Write the data out again exactly, with every picture removed.

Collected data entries
=== Begin Enclosure ===

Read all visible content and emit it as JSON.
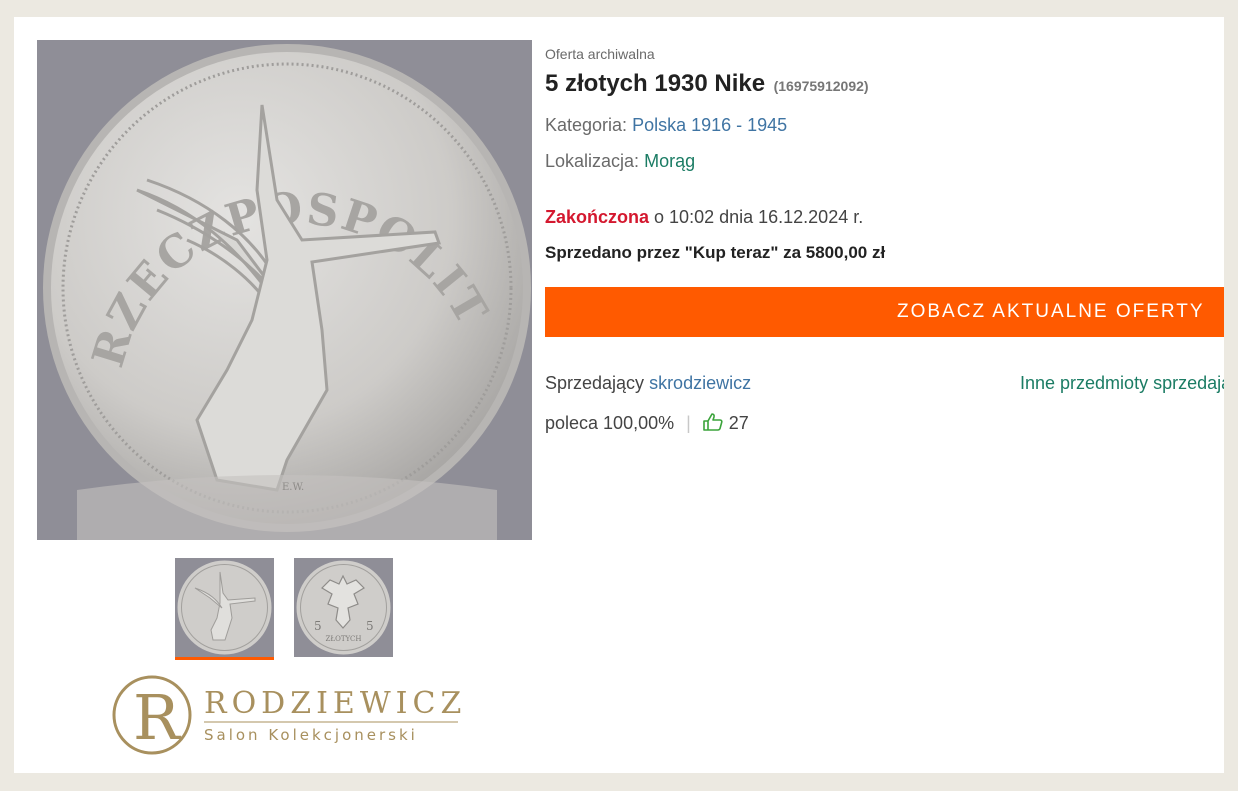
{
  "listing": {
    "archived_label": "Oferta archiwalna",
    "title": "5 złotych 1930 Nike",
    "offer_id": "(16975912092)",
    "category_label": "Kategoria:",
    "category_value": "Polska 1916 - 1945",
    "location_label": "Lokalizacja:",
    "location_value": "Morąg",
    "ended_label": "Zakończona",
    "ended_rest": " o 10:02 dnia 16.12.2024 r.",
    "sold_text": "Sprzedano przez \"Kup teraz\" za 5800,00 zł",
    "cta_label": "ZOBACZ AKTUALNE OFERTY"
  },
  "coin_obverse": {
    "legend": "RZECZPOSPOLITA POLSKA",
    "signature": "E.W."
  },
  "coin_reverse": {
    "denomination": "5",
    "unit": "ZŁOTYCH"
  },
  "seller": {
    "label": "Sprzedający ",
    "name": "skrodziewicz",
    "other_items": "Inne przedmioty sprzedającego",
    "recommend": "poleca 100,00%",
    "separator": "|",
    "likes": "27"
  },
  "logo": {
    "letter": "R",
    "name": "RODZIEWICZ",
    "tagline": "Salon Kolekcjonerski"
  },
  "colors": {
    "accent": "#ff5a00",
    "link_blue": "#3f74a3",
    "link_green": "#1b7c64",
    "ended_red": "#d4182f",
    "logo_gold": "#a8905e"
  }
}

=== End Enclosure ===

• [RESULT OF THIS TASK]
Read all visible content and emit it as JSON.
{
  "listing": {
    "archived_label": "Oferta archiwalna",
    "title": "5 złotych 1930 Nike",
    "offer_id": "(16975912092)",
    "category_label": "Kategoria:",
    "category_value": "Polska 1916 - 1945",
    "location_label": "Lokalizacja:",
    "location_value": "Morąg",
    "ended_label": "Zakończona",
    "ended_rest": " o 10:02 dnia 16.12.2024 r.",
    "sold_text": "Sprzedano przez \"Kup teraz\" za 5800,00 zł",
    "cta_label": "ZOBACZ AKTUALNE OFERTY"
  },
  "coin_obverse": {
    "legend": "RZECZPOSPOLITA POLSKA",
    "signature": "E.W."
  },
  "coin_reverse": {
    "denomination": "5",
    "unit": "ZŁOTYCH"
  },
  "seller": {
    "label": "Sprzedający ",
    "name": "skrodziewicz",
    "other_items": "Inne przedmioty sprzedającego",
    "recommend": "poleca 100,00%",
    "separator": "|",
    "likes": "27"
  },
  "logo": {
    "letter": "R",
    "name": "RODZIEWICZ",
    "tagline": "Salon Kolekcjonerski"
  },
  "colors": {
    "accent": "#ff5a00",
    "link_blue": "#3f74a3",
    "link_green": "#1b7c64",
    "ended_red": "#d4182f",
    "logo_gold": "#a8905e"
  }
}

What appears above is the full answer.